Those are the first words spoken after the big "plot reveal" in one of the final chapters of Harry Potter and the Deathly Hallows. I only just finished reading my copy, and I won't give anything away here, but suffice it to say that JK Rowling has rewarded the patience of Potter followers everywhere. My gosh, what a ripping good tale. I sat up at night with my feet on the sofa, turning pages, unable to stop, swinging between astonishment, disbelief, and "ah, of course." With this book, Rowling has taken Harry on the ultimate Hero's Journey, and given us a fitting ending to an epic tale that children and adults will talk about--and perhaps debate--for years to come. Along the way, she dealt with nearly every character introduced throughout the series--some, tragically, some happily, some dropping in just to say hello.
What a ride it has been! I started reading the series a few years ago when one of my children expressed an interest in reading the first book. I didn't know much about the book at the time, but I thought it prudent to read through it a bit before I let my kid do so. Imagine my surprise when I found I couldn't put it down. In fact, I avidly sought out the other books in the series, and broke my rule of buying hardback for the last two books because I couldn't wait to read them. (I have nothing against authors who sell in hardback--I just don't have the greenbacks to afford it, so I generally wait until they come out in...paperback.)

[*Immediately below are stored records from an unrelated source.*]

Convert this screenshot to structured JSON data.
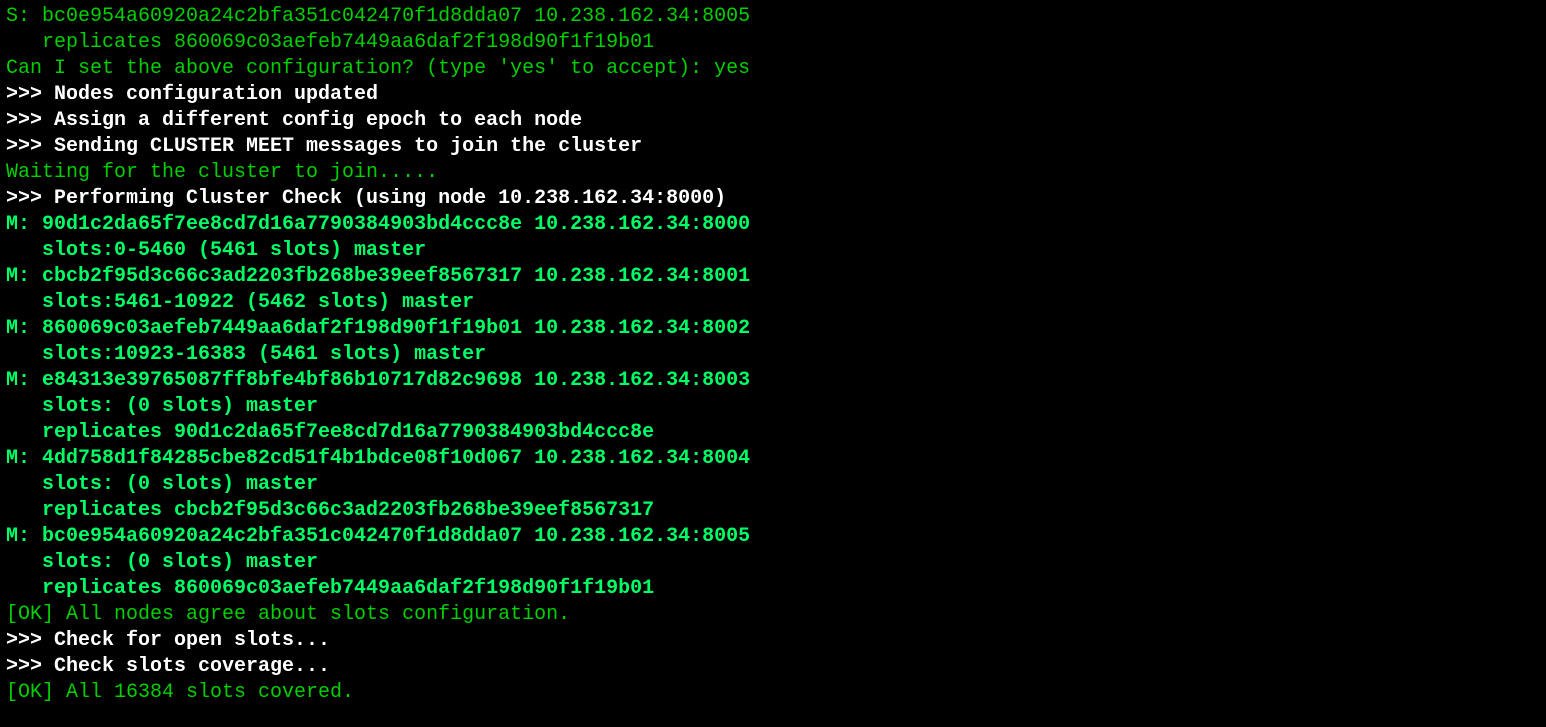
{
  "lines": [
    {
      "cls": "g",
      "text": "S: bc0e954a60920a24c2bfa351c042470f1d8dda07 10.238.162.34:8005"
    },
    {
      "cls": "g",
      "text": "   replicates 860069c03aefeb7449aa6daf2f198d90f1f19b01"
    },
    {
      "cls": "g",
      "text": "Can I set the above configuration? (type 'yes' to accept): yes"
    },
    {
      "cls": "wb",
      "text": ">>> Nodes configuration updated"
    },
    {
      "cls": "wb",
      "text": ">>> Assign a different config epoch to each node"
    },
    {
      "cls": "wb",
      "text": ">>> Sending CLUSTER MEET messages to join the cluster"
    },
    {
      "cls": "g",
      "text": "Waiting for the cluster to join....."
    },
    {
      "cls": "wb",
      "text": ">>> Performing Cluster Check (using node 10.238.162.34:8000)"
    },
    {
      "cls": "gb",
      "text": "M: 90d1c2da65f7ee8cd7d16a7790384903bd4ccc8e 10.238.162.34:8000"
    },
    {
      "cls": "gb",
      "text": "   slots:0-5460 (5461 slots) master"
    },
    {
      "cls": "gb",
      "text": "M: cbcb2f95d3c66c3ad2203fb268be39eef8567317 10.238.162.34:8001"
    },
    {
      "cls": "gb",
      "text": "   slots:5461-10922 (5462 slots) master"
    },
    {
      "cls": "gb",
      "text": "M: 860069c03aefeb7449aa6daf2f198d90f1f19b01 10.238.162.34:8002"
    },
    {
      "cls": "gb",
      "text": "   slots:10923-16383 (5461 slots) master"
    },
    {
      "cls": "gb",
      "text": "M: e84313e39765087ff8bfe4bf86b10717d82c9698 10.238.162.34:8003"
    },
    {
      "cls": "gb",
      "text": "   slots: (0 slots) master"
    },
    {
      "cls": "gb",
      "text": "   replicates 90d1c2da65f7ee8cd7d16a7790384903bd4ccc8e"
    },
    {
      "cls": "gb",
      "text": "M: 4dd758d1f84285cbe82cd51f4b1bdce08f10d067 10.238.162.34:8004"
    },
    {
      "cls": "gb",
      "text": "   slots: (0 slots) master"
    },
    {
      "cls": "gb",
      "text": "   replicates cbcb2f95d3c66c3ad2203fb268be39eef8567317"
    },
    {
      "cls": "gb",
      "text": "M: bc0e954a60920a24c2bfa351c042470f1d8dda07 10.238.162.34:8005"
    },
    {
      "cls": "gb",
      "text": "   slots: (0 slots) master"
    },
    {
      "cls": "gb",
      "text": "   replicates 860069c03aefeb7449aa6daf2f198d90f1f19b01"
    },
    {
      "cls": "g",
      "text": "[OK] All nodes agree about slots configuration."
    },
    {
      "cls": "wb",
      "text": ">>> Check for open slots..."
    },
    {
      "cls": "wb",
      "text": ">>> Check slots coverage..."
    },
    {
      "cls": "g",
      "text": "[OK] All 16384 slots covered."
    }
  ]
}
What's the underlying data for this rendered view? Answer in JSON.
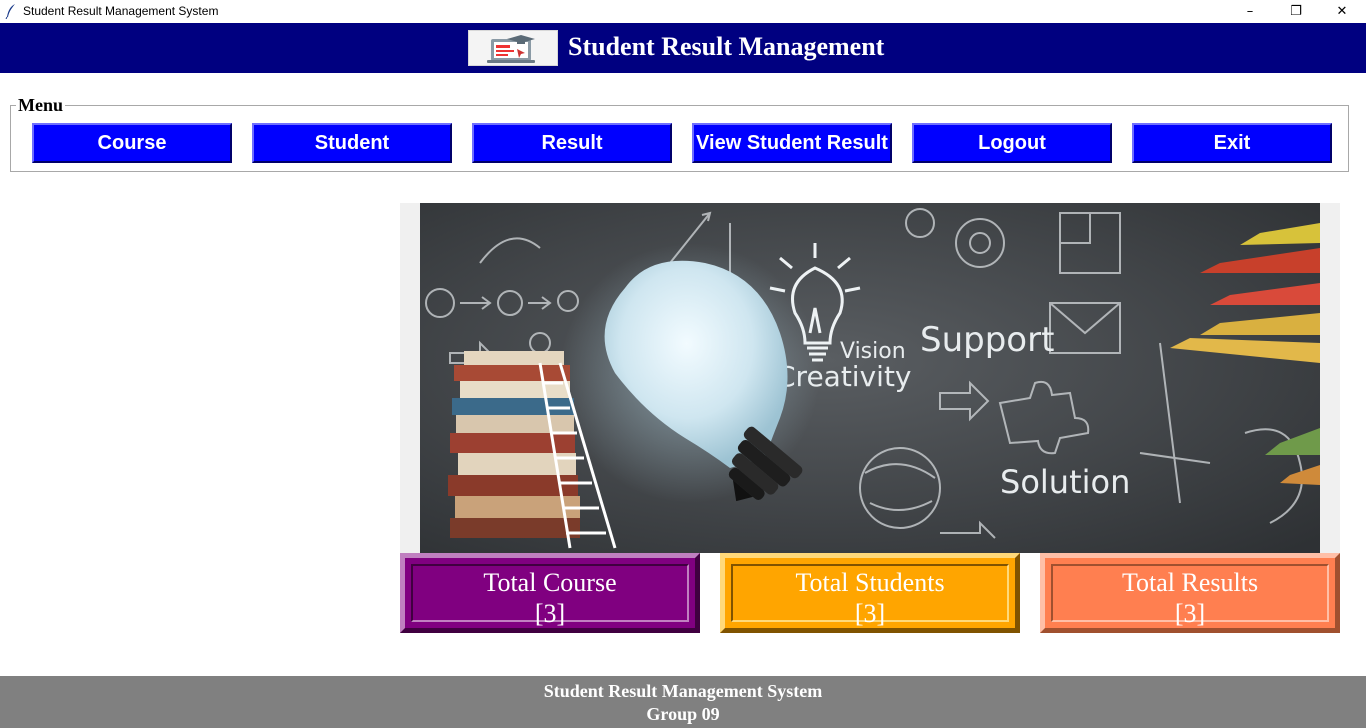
{
  "window": {
    "title": "Student Result Management System",
    "icon": "feather-icon",
    "controls": {
      "minimize": "–",
      "restore": "❐",
      "close": "✕"
    }
  },
  "header": {
    "title": "Student Result Management",
    "logo_icon": "graduation-laptop-icon",
    "background": "#000080"
  },
  "menu": {
    "legend": "Menu",
    "buttons": [
      {
        "label": "Course"
      },
      {
        "label": "Student"
      },
      {
        "label": "Result"
      },
      {
        "label": "View Student Result"
      },
      {
        "label": "Logout"
      },
      {
        "label": "Exit"
      }
    ],
    "button_color": "#0000ff"
  },
  "hero": {
    "texts": {
      "vision": "Vision",
      "creativity": "Creativity",
      "support": "Support",
      "solution": "Solution"
    }
  },
  "stats": {
    "course": {
      "label": "Total Course",
      "value": "[3]",
      "color": "#800080"
    },
    "students": {
      "label": "Total Students",
      "value": "[3]",
      "color": "#ffa500"
    },
    "results": {
      "label": "Total Results",
      "value": "[3]",
      "color": "#ff7f50"
    }
  },
  "footer": {
    "line1": "Student Result Management System",
    "line2": "Group 09",
    "background": "#808080"
  }
}
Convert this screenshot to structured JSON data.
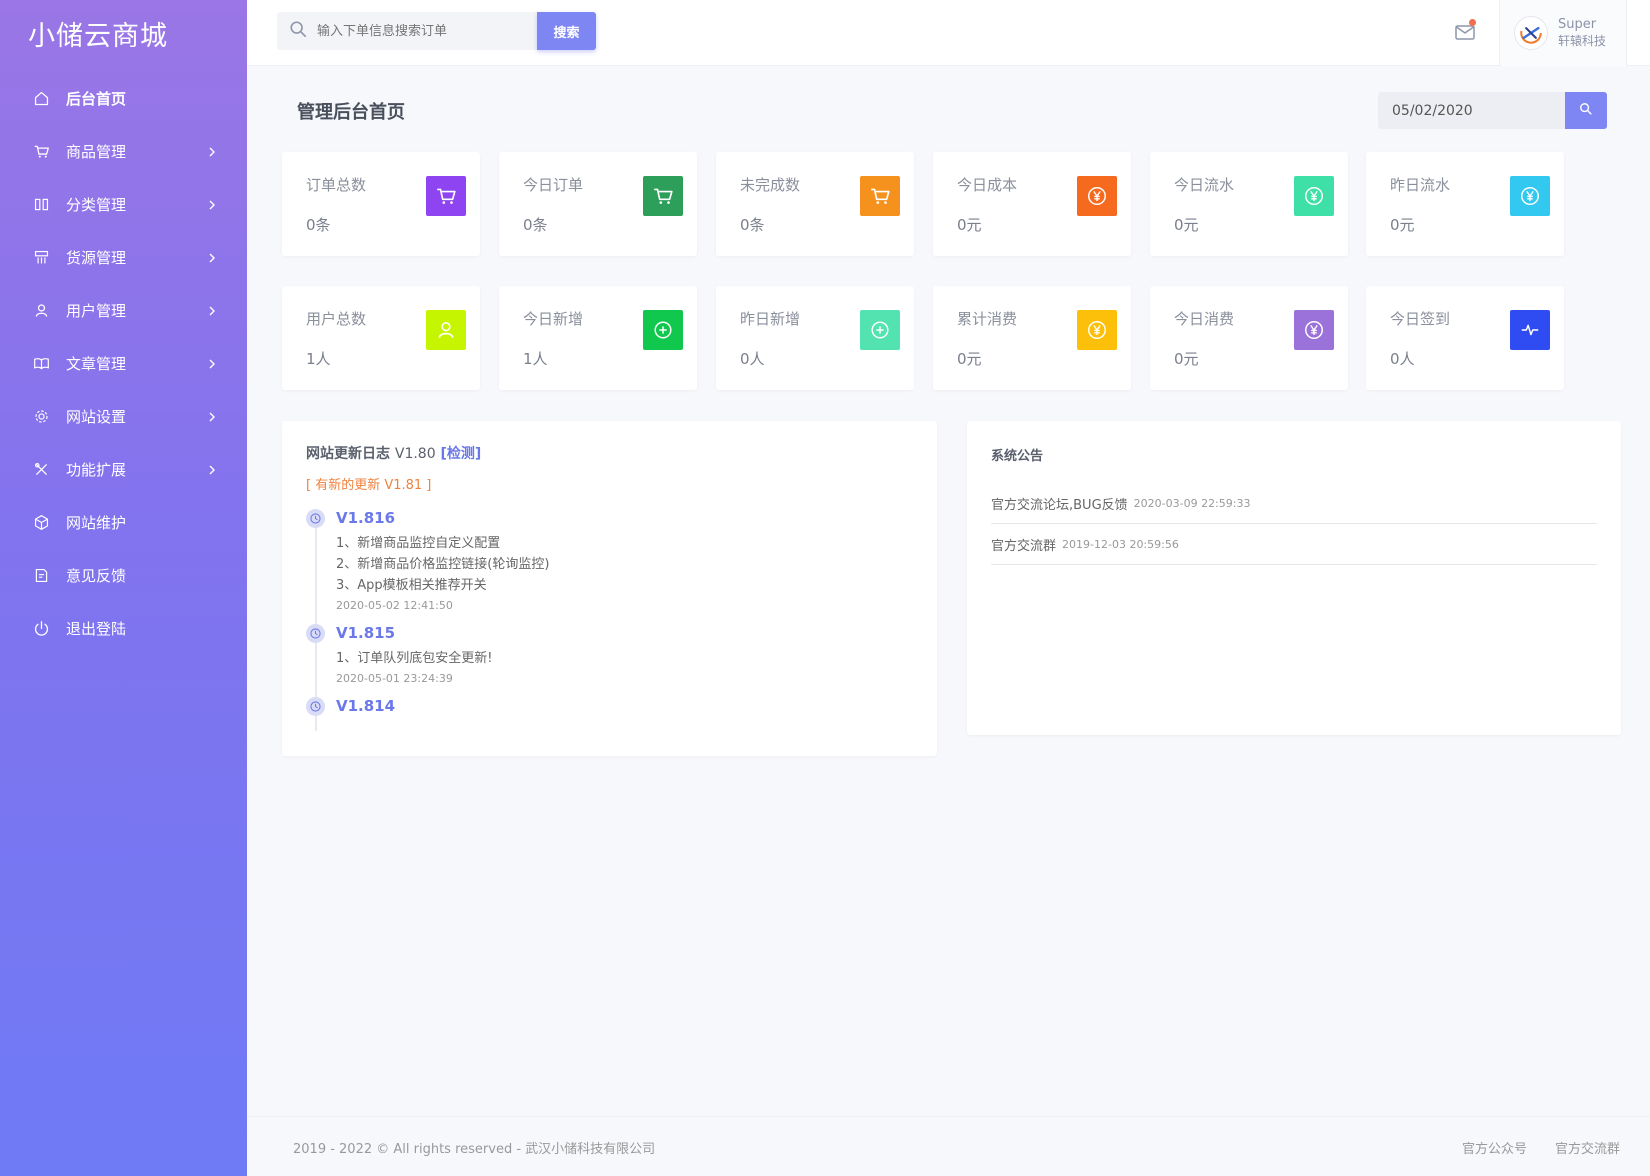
{
  "sidebar": {
    "brand": "小储云商城",
    "items": [
      {
        "label": "后台首页",
        "icon": "home-icon",
        "chevron": false
      },
      {
        "label": "商品管理",
        "icon": "cart-icon",
        "chevron": true
      },
      {
        "label": "分类管理",
        "icon": "columns-icon",
        "chevron": true
      },
      {
        "label": "货源管理",
        "icon": "grid-icon",
        "chevron": true
      },
      {
        "label": "用户管理",
        "icon": "user-icon",
        "chevron": true
      },
      {
        "label": "文章管理",
        "icon": "book-icon",
        "chevron": true
      },
      {
        "label": "网站设置",
        "icon": "gear-icon",
        "chevron": true
      },
      {
        "label": "功能扩展",
        "icon": "tools-icon",
        "chevron": true
      },
      {
        "label": "网站维护",
        "icon": "cube-icon",
        "chevron": false
      },
      {
        "label": "意见反馈",
        "icon": "feedback-icon",
        "chevron": false
      },
      {
        "label": "退出登陆",
        "icon": "power-icon",
        "chevron": false
      }
    ]
  },
  "header": {
    "search_placeholder": "输入下单信息搜索订单",
    "search_button": "搜索",
    "user_name": "Super",
    "user_org": "轩辕科技"
  },
  "main": {
    "title": "管理后台首页",
    "date": "05/02/2020",
    "stats": [
      {
        "label": "订单总数",
        "value": "0条",
        "icon": "cart-icon",
        "color": "#8e44f0"
      },
      {
        "label": "今日订单",
        "value": "0条",
        "icon": "cart-icon",
        "color": "#2e9e5b"
      },
      {
        "label": "未完成数",
        "value": "0条",
        "icon": "cart-icon",
        "color": "#f5921e"
      },
      {
        "label": "今日成本",
        "value": "0元",
        "icon": "yen-icon",
        "color": "#f56a1f"
      },
      {
        "label": "今日流水",
        "value": "0元",
        "icon": "yen-icon",
        "color": "#3fe0a8"
      },
      {
        "label": "昨日流水",
        "value": "0元",
        "icon": "yen-icon",
        "color": "#32c8f0"
      },
      {
        "label": "用户总数",
        "value": "1人",
        "icon": "user-icon",
        "color": "#c6f500"
      },
      {
        "label": "今日新增",
        "value": "1人",
        "icon": "plus-circle-icon",
        "color": "#0fc84d"
      },
      {
        "label": "昨日新增",
        "value": "0人",
        "icon": "plus-circle-icon",
        "color": "#52e3b0"
      },
      {
        "label": "累计消费",
        "value": "0元",
        "icon": "yen-icon",
        "color": "#fcbf0a"
      },
      {
        "label": "今日消费",
        "value": "0元",
        "icon": "yen-icon",
        "color": "#9b72d9"
      },
      {
        "label": "今日签到",
        "value": "0人",
        "icon": "pulse-icon",
        "color": "#2f4bf2"
      }
    ],
    "log": {
      "title": "网站更新日志",
      "version": "V1.80",
      "check": "[检测]",
      "new_update": "[ 有新的更新 V1.81 ]",
      "entries": [
        {
          "version": "V1.816",
          "lines": [
            "1、新增商品监控自定义配置",
            "2、新增商品价格监控链接(轮询监控)",
            "3、App模板相关推荐开关"
          ],
          "time": "2020-05-02 12:41:50"
        },
        {
          "version": "V1.815",
          "lines": [
            "1、订单队列底包安全更新!"
          ],
          "time": "2020-05-01 23:24:39"
        },
        {
          "version": "V1.814",
          "lines": [],
          "time": ""
        }
      ]
    },
    "notice": {
      "title": "系统公告",
      "items": [
        {
          "text": "官方交流论坛,BUG反馈",
          "time": "2020-03-09 22:59:33"
        },
        {
          "text": "官方交流群",
          "time": "2019-12-03 20:59:56"
        }
      ]
    }
  },
  "footer": {
    "copyright": "2019 - 2022 © All rights reserved - 武汉小储科技有限公司",
    "link1": "官方公众号",
    "link2": "官方交流群"
  }
}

Isn't it the dream of every author to craft an enduring tale that captivates audiences everywhere? To be the one to write the story other people will write books about for years? While I was in the bookstore the other day, browsing the children's aisles for good research books (great place to get books that explain difficult concepts easily), I saw an entire rack of books about the Potter phenomena--books devoted to guesses about what Rowling will write, how Potter's story will end, and not to mention the puzzles, word games, role plays, computer games, etc....
I often wonder, though, the pressure that this sort of attention puts on the author who has written a story others take ownership of. We, the public, are highly invested in what happens to Harry, and woe to she who does not comply with our expectations. I think I admire Rowling not just for her ability to write such fantastical stories into which we all can disappear, emerging hours later scattered with dragon dust and dreaming of wizards, but to keep writing those stories, despite the pressure to produce more, and faster, and better, and different, all the while keeping it the same. Hats off to Harry, ladies and gentlemen, and hats off to JK Rowling.